● **Your goal**: This task calls for copying every line of the records that includes the word "Steam".

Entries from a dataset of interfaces
########################################

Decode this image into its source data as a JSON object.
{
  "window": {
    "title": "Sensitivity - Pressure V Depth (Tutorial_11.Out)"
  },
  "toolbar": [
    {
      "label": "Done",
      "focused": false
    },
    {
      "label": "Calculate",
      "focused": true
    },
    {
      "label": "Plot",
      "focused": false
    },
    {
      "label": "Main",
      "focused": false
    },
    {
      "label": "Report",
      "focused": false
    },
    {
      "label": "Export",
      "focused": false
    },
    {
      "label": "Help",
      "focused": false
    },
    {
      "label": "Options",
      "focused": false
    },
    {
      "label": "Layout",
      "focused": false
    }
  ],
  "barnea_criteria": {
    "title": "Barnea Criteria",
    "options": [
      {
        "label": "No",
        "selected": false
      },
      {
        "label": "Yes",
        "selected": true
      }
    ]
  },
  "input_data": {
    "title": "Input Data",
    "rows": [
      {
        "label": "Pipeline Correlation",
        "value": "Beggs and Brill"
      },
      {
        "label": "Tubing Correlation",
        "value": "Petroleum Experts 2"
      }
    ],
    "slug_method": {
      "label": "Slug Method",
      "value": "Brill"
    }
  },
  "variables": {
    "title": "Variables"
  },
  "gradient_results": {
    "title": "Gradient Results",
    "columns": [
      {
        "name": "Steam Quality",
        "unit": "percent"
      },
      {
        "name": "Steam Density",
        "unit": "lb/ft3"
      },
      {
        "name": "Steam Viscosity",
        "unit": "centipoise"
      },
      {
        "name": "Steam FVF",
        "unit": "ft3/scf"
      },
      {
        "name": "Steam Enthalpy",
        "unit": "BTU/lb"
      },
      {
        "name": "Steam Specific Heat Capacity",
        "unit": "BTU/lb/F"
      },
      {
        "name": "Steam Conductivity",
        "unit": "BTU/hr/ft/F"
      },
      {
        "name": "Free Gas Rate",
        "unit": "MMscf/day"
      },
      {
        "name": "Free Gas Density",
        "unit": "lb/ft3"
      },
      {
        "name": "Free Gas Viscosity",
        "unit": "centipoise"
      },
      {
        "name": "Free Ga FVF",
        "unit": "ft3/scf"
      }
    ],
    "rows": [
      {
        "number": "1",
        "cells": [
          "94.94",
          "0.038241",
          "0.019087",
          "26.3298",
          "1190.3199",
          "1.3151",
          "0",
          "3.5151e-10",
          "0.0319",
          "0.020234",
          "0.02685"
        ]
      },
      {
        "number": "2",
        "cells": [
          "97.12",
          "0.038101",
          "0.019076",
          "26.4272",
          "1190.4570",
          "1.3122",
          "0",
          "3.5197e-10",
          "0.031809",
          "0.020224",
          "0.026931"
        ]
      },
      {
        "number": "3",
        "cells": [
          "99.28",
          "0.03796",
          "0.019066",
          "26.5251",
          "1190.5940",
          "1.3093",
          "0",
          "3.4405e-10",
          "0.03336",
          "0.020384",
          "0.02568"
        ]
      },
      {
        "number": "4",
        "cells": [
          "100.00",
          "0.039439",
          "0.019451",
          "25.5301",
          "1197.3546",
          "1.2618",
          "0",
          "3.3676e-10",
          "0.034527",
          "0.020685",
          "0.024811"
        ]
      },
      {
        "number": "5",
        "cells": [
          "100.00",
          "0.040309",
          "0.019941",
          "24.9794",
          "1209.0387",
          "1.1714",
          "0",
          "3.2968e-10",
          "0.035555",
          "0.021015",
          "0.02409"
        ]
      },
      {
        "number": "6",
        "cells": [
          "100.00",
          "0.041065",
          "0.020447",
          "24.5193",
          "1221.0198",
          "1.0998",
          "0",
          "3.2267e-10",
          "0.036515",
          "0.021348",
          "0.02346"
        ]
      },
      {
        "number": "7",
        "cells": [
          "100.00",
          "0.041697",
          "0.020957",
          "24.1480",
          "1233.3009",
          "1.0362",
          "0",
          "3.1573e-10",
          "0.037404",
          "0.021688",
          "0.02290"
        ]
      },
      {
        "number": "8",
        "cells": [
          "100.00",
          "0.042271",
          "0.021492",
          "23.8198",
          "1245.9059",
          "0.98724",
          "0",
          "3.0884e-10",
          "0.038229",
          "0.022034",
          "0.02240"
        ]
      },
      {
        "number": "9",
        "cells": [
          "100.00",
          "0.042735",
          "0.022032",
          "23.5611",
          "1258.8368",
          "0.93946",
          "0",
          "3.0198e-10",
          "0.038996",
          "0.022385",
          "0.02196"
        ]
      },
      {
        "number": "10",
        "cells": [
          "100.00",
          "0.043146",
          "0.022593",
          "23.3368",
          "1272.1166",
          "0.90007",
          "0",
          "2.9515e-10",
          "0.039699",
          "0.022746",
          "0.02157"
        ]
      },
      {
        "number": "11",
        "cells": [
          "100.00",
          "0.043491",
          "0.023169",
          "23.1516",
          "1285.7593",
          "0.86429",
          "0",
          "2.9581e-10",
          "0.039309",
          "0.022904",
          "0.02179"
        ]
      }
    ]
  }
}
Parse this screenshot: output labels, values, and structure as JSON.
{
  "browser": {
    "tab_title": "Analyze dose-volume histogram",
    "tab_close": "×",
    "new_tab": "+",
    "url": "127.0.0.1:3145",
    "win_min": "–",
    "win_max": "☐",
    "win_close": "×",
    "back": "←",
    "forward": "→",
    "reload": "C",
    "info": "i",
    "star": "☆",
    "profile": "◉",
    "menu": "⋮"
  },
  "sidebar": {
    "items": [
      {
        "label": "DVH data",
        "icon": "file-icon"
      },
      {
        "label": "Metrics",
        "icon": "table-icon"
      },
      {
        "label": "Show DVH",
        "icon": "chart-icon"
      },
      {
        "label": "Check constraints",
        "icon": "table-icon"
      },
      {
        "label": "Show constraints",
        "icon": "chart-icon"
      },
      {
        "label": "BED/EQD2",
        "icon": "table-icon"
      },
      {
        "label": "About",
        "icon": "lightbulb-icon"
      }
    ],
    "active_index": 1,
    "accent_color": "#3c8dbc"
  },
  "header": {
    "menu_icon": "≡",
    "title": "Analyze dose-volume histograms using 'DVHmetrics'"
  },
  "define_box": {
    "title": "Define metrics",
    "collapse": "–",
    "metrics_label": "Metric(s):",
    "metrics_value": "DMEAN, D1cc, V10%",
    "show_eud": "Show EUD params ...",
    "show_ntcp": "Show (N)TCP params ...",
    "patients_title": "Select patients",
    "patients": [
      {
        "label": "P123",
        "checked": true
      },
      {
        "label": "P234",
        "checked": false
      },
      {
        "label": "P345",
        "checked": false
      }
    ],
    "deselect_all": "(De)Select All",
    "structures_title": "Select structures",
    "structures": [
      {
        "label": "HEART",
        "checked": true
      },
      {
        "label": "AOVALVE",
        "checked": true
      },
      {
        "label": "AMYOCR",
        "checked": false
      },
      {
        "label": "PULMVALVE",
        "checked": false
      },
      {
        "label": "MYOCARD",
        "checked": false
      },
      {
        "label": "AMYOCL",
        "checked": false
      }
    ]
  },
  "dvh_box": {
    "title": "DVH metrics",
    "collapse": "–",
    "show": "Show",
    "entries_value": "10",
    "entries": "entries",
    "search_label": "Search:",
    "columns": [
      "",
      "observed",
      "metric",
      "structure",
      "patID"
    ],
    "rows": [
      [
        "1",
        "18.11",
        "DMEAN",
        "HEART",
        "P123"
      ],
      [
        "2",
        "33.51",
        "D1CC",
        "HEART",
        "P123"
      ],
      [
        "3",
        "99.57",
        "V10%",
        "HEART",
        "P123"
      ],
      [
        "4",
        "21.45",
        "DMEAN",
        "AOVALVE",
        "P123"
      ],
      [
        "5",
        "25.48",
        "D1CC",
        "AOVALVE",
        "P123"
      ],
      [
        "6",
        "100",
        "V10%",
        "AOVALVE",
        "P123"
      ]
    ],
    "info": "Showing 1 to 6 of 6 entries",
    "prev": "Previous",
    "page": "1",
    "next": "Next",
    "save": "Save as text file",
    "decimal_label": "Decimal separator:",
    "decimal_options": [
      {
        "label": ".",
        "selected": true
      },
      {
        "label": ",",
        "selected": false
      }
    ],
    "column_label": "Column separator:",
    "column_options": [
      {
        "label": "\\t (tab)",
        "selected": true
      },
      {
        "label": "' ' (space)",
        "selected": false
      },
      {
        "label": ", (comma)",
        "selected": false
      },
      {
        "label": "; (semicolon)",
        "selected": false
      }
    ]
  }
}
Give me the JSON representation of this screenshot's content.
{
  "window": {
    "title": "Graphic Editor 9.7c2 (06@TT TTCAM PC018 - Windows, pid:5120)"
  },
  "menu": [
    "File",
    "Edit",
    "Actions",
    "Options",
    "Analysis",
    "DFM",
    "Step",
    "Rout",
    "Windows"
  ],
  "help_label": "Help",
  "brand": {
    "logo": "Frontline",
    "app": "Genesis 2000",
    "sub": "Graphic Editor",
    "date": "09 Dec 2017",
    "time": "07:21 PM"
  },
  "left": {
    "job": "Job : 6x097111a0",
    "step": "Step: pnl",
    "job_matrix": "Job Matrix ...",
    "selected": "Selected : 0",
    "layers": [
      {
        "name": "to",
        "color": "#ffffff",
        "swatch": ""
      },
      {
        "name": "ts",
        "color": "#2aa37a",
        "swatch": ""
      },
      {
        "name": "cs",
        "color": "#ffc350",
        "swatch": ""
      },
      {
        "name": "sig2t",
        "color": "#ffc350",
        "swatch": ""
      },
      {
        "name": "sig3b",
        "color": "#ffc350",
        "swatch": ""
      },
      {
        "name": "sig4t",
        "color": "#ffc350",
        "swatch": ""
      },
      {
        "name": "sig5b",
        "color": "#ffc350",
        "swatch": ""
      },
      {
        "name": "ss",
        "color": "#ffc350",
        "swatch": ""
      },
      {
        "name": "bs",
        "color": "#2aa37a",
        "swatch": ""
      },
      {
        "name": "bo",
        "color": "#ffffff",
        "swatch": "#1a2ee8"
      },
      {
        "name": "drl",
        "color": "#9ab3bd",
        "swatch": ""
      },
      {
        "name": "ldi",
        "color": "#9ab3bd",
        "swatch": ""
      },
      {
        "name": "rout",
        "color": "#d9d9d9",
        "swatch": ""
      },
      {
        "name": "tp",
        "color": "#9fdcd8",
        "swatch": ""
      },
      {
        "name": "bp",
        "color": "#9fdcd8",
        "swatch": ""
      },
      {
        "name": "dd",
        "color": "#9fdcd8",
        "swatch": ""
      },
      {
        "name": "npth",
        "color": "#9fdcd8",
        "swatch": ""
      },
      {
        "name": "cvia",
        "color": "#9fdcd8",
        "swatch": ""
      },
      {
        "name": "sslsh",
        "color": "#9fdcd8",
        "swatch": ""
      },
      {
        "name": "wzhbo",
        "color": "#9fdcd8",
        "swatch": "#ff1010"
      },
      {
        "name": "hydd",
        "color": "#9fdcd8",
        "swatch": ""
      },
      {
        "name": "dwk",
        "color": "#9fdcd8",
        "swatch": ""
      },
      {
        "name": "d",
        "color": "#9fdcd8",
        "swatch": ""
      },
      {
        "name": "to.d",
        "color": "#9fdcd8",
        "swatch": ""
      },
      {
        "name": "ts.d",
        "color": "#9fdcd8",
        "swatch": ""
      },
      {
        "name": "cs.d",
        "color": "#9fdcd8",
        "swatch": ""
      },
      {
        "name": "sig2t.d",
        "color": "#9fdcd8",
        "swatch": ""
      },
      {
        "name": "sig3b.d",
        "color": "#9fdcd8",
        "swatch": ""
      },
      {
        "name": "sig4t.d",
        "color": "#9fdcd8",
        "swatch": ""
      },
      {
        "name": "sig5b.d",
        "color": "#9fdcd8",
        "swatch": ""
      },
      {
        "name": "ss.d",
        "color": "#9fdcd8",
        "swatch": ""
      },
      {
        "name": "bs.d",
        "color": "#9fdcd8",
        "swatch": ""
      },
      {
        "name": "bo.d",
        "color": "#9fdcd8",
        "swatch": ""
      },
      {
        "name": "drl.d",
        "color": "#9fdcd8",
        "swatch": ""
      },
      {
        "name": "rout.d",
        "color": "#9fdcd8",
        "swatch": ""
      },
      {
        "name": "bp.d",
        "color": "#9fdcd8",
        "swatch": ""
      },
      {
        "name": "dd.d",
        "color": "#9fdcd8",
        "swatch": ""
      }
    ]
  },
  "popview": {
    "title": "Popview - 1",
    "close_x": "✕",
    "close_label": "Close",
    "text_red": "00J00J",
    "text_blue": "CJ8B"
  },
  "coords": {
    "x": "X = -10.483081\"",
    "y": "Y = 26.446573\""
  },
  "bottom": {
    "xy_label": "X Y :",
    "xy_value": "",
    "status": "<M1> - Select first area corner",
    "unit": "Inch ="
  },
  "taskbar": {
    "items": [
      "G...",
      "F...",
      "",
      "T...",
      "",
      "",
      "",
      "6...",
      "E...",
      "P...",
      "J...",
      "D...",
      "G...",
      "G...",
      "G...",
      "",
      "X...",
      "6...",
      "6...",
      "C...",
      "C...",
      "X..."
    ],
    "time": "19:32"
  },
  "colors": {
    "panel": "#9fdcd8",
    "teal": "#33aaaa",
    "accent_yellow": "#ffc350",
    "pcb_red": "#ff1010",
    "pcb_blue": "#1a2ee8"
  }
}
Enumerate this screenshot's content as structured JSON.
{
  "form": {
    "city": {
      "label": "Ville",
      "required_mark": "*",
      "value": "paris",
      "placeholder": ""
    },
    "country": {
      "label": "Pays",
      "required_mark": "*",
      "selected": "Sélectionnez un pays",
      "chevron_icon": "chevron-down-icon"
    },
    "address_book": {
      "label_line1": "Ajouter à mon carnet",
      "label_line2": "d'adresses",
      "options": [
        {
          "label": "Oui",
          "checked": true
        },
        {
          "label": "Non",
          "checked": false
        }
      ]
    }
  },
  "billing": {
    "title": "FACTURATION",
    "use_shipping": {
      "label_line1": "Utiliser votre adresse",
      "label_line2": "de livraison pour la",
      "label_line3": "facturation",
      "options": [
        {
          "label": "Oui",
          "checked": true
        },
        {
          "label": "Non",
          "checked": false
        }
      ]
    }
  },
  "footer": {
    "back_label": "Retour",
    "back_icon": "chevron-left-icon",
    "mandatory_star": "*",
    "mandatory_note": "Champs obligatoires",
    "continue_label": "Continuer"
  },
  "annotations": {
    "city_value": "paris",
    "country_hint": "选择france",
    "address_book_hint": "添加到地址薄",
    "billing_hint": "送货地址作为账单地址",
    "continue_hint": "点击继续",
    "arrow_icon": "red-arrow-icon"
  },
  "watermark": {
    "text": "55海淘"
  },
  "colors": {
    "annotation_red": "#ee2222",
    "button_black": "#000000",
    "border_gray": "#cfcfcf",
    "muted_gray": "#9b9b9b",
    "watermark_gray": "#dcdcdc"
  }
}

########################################

● **Result of this exercise**:
        "name": "Steam Quality",
        "name": "Steam Density",
        "name": "Steam Viscosity",
        "name": "Steam FVF",
        "name": "Steam Enthalpy",
        "name": "Steam Specific Heat Capacity",
        "name": "Steam Conductivity",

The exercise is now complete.